FRANKFORT KY -- The Kentucky Department for Environmental Protection (DEP) has specific guidelines for proper disposal of woody and vegetative debris left in the aftermath of severe storms.
Kentuckians should contact their local solid waste coordinator to find out if storm debris will be picked up curbside or if debris must be taken to a designated location. A list of coordinators is online at DEP's Division of Waste Management site: http://www.waste.ky.gov/branches/rla/County+Solid+Waste+Coordinators.htm
The City of Florence will be collecting downed trees and limbs through Friday, Sept. 26. Residents are asked to place debris curbside on the right of way (not in the street) and the Public Services crews will drive by and remove it. Branches should be cut down to a six foot length minimum.
Recycling is the preferred disposal method. Local governments are strongly encouraged to recycle debris by shredding or chipping for reuse as mulch. Those lacking the equipment should consider commercial shredders or seek help from other cities and counties.
Kentucky restricts open burning. Burning is only permitted in limited circumstances and under specific conditions. More details are online at DEP's Division for Air Quality site -- http://www.air.ky.gov/homepage_repository/Open+Burning.htm
If recycling is not feasible, cities or counties should identify staging areas where storm debris can be temporarily stored or burned. At a minimum, staging areas must be well away from residences and businesses. They also must be out of floodplains and away from sinkholes and drainage channels.

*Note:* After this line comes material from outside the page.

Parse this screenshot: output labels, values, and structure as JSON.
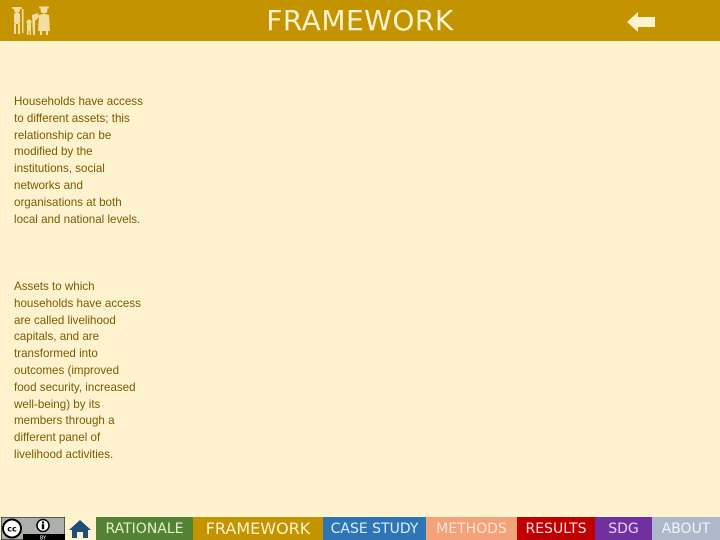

Staging-area locations must be provided to the nearest DEP regional office. Contact information for regional offices is online at http://www.dep.ky.gov/regionaloffice/ DEP staff will inspect the site to ensure it meets specific environmental criteria. Once a staging area is approved, material may be disposed of through controlled burning. Local fire departments should oversee the burning and ensure there are adequate fire breaks.
To minimize environmental impact, debris should not be burned until dry, at least on exterior surfaces. Small amounts of clean diesel fuel or kerosene, not to exceed five gallons, may be used to aid ignition.
Storm-damaged building materials, appliances and furniture may not be burned.
People needing to dispose of storm debris on their property should contact their local emergency operations center for instructions. Most counties address the handling of disaster debris in five-year solid-waste management plans submitted to DEP's Division of Waste Management. The guidance usually is in cooperation with the local department for emergency service.
Property owners should separate storm debris for curbside pickup or hauling by the local government to a central stage area or an appropriate landfill along these lines:
Special handling applies to: